A patient whose kidneys have failed typically requires three sessions of treatment per week to remove toxins from their bloodstream. In order for this to happen, the patient needs to be connected to the dialysis machine such that their blood can flow through it, become cleaned and return to their body. Since this treatment becomes a regular feature of the patient’s life, steps are usually taken to make this as simple as possible by providing an easy access point to the patient’s bloodstream by facilitating permanent access to the bloodstream. Dialysis deaths related to catheter usage can occur due to infection. This article will look at the three common alternatives that are available to patients in need of regular dialysis.

Vascular Access

The purpose of vascular access, as it is called, is to facilitate access to continuous, high volumes of blood flow which flow from the patient to the dialysis machine and are then returned to the patient.

There are three alternatives which can be used to obtain vascular access: an arteriovenous fistula (AVF); an arteriovenous graft (AVG); or a venous catheter.

In AVF, a fistula (or connection between two parts of the body that are normally separate) is created surgically (under local anaesthesia), usually connecting a vein to an artery in the patient’s forearm. An AVF is useful since the vein involved grows larger and stronger, permitting easier and more reliable access for a line connecting the patient to the dialysis machine. It is considered as the best choice for long-term vascular access; however it can take some time to develop after the surgery – in extreme cases, up to two years.

If AVF is not possible (perhaps because the patient has small veins), an alternative is AVG in which surgeons graft a synthetic tube in place between the artery and the vein. AVG provides vascular access within a few weeks of the operation. Grafts have the advantage of speed over AVF, but may suffer from clotting problems and infections and have a shorter useful lifetime than AVF.

The easiest method for obtaining vascular access is by use of a catheter (a catheter is simply a hollow tube that can be inserted into a vein to allow blood to flow out or drugs to be administered). Catheterisation is used if the disease is detected at an advanced stage or progresses so rapidly that there is no time for AVF or AVG access to be established. The catheter used for hemodialysis has two chambers and permits flow of blood from the body to the dialyser and back again. They tend to be used as a temporary measure for up to a few months until a better alternative can be established. If long-term catheterisation (>3 weeks) is needed, the catheter is usually “tunnelled” under the skin for greater patient comfort.

Unfortunately, there have been dialysis deaths related to catheter usage. This can happen because catheters are prone to clogging and can become infected; a dangerous situation for somebody with a compromised renal system. If a blood clot breaks away, it could result in thrombosis or stroke.
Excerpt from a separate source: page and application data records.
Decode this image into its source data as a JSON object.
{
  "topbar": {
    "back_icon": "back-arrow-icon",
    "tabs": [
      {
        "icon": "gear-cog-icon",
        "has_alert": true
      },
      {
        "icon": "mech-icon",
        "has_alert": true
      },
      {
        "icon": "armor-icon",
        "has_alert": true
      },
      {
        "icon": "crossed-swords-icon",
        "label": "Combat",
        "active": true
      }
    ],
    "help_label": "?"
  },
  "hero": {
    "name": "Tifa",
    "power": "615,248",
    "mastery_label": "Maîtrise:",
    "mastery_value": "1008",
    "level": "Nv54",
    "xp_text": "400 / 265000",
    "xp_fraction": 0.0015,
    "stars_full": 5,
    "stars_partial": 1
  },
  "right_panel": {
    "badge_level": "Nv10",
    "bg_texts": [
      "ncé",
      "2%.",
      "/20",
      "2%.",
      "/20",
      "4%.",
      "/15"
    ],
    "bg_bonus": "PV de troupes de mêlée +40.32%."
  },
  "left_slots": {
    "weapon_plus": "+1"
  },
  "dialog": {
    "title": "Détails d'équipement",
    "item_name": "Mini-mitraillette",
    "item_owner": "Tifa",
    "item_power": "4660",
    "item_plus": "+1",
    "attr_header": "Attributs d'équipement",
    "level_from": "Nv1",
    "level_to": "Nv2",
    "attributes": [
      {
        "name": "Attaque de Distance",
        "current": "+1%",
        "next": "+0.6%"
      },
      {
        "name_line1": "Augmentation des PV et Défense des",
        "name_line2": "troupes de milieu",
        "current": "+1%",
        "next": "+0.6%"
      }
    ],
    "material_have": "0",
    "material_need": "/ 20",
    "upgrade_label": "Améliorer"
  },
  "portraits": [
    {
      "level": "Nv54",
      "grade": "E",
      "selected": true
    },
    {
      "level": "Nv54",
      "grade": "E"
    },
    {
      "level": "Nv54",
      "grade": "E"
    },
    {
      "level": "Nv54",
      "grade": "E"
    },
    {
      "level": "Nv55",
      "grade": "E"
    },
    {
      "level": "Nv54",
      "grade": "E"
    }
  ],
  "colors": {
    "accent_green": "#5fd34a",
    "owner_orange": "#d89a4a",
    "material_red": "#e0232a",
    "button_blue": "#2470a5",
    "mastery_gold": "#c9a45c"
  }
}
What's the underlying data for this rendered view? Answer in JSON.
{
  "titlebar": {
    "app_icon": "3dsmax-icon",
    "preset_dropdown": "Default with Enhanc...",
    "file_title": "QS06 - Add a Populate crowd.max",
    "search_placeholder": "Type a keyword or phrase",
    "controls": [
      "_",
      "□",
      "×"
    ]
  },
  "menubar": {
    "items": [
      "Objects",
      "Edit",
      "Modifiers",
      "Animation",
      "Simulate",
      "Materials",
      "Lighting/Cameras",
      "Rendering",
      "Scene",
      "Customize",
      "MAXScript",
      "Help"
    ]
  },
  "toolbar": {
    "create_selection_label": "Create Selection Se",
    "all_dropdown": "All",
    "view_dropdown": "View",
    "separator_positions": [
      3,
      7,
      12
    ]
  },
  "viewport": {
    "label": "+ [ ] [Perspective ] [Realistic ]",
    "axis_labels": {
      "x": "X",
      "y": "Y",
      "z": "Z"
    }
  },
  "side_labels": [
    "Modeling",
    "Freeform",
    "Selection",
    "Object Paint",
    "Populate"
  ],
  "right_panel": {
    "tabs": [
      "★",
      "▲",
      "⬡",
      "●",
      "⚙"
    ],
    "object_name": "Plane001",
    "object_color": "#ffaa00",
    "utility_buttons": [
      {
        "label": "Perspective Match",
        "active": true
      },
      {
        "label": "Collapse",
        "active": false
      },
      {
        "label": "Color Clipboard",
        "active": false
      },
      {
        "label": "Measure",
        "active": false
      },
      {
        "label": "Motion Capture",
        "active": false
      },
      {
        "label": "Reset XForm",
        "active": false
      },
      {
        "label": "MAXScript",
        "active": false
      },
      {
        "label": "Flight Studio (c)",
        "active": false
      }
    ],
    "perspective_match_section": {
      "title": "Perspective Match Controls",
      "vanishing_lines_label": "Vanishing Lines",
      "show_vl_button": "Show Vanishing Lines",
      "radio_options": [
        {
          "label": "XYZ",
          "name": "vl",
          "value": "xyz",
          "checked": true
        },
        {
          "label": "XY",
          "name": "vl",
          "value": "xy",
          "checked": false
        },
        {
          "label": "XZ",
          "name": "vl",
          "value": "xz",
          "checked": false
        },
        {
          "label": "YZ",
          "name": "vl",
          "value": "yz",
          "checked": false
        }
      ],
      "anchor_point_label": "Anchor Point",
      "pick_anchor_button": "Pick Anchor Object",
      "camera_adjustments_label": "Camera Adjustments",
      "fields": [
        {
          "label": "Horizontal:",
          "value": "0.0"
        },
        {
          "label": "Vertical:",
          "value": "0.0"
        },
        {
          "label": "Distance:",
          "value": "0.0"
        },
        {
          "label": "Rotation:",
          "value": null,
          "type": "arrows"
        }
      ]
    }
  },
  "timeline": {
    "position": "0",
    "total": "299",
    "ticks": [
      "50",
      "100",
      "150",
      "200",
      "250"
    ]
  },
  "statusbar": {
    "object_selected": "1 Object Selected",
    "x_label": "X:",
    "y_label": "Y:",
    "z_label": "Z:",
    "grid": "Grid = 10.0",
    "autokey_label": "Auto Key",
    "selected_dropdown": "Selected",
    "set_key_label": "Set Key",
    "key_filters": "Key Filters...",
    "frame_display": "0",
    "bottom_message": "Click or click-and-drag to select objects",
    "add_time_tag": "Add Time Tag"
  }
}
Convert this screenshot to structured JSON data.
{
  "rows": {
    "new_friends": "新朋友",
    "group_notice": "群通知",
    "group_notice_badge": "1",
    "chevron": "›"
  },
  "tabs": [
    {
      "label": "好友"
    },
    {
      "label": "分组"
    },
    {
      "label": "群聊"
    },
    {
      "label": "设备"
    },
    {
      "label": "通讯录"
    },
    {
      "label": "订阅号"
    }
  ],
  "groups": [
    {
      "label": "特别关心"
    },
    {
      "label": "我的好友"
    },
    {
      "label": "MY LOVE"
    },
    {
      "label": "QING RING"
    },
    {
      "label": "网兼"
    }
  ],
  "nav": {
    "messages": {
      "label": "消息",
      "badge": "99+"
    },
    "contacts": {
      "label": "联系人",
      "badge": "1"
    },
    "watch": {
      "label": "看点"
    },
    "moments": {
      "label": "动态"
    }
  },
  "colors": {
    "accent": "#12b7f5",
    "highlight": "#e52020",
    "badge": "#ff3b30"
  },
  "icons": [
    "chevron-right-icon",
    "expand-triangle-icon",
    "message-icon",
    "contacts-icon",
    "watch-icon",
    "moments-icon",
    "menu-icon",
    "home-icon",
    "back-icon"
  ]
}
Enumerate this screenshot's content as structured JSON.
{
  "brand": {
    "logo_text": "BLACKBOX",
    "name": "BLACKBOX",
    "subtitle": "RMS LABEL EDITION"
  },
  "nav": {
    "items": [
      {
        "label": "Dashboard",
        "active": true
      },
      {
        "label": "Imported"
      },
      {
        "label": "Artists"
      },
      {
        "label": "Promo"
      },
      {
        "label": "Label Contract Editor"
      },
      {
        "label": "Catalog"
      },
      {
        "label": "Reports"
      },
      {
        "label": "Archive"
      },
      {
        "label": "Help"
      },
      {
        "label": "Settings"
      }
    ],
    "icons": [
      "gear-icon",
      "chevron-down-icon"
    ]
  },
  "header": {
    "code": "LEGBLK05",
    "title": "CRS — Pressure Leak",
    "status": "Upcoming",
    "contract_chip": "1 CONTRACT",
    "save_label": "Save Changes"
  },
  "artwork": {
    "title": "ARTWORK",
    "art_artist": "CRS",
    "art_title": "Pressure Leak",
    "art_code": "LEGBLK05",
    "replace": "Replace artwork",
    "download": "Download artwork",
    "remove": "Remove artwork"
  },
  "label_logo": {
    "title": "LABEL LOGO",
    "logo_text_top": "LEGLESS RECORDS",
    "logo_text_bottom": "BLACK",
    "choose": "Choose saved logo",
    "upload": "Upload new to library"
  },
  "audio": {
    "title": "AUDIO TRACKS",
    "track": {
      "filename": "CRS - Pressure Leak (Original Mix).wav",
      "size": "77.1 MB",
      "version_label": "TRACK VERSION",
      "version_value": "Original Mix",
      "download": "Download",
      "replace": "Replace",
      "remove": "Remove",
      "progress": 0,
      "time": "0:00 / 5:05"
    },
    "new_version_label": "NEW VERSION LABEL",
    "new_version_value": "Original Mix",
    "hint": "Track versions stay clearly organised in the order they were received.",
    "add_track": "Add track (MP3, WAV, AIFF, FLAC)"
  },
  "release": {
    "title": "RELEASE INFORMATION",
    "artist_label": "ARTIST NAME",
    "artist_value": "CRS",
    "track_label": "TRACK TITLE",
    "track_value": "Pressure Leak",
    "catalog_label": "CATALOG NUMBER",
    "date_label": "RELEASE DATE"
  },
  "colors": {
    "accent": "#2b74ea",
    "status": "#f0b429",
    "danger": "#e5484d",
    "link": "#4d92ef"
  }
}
According to the US Renal Data System report, catheters are involved in between 48 and 73% of all end stage renal failure bacteraemia (or septicemias). Statistics show that the morbidity amongst non-diabetic individuals on haemodialysis is greatest for patients using catheters. It is believed to account for between 2750 and 5500 deaths each year (to put these figures into perspective, more than 500 000 Americans were receiving end stage renal failure care in 2007).

References

  1. Vascular Access For Hemodialysis: https://kidney.niddk.nih.gov/kudiseases/pubs/vascularaccess/
  2. Advanced Renal Education Program: https://www.advancedrenaleducation.com/Hemodialysis/AccessComplications/CatheterRelatedBacteremia/tabid/608/Default.aspx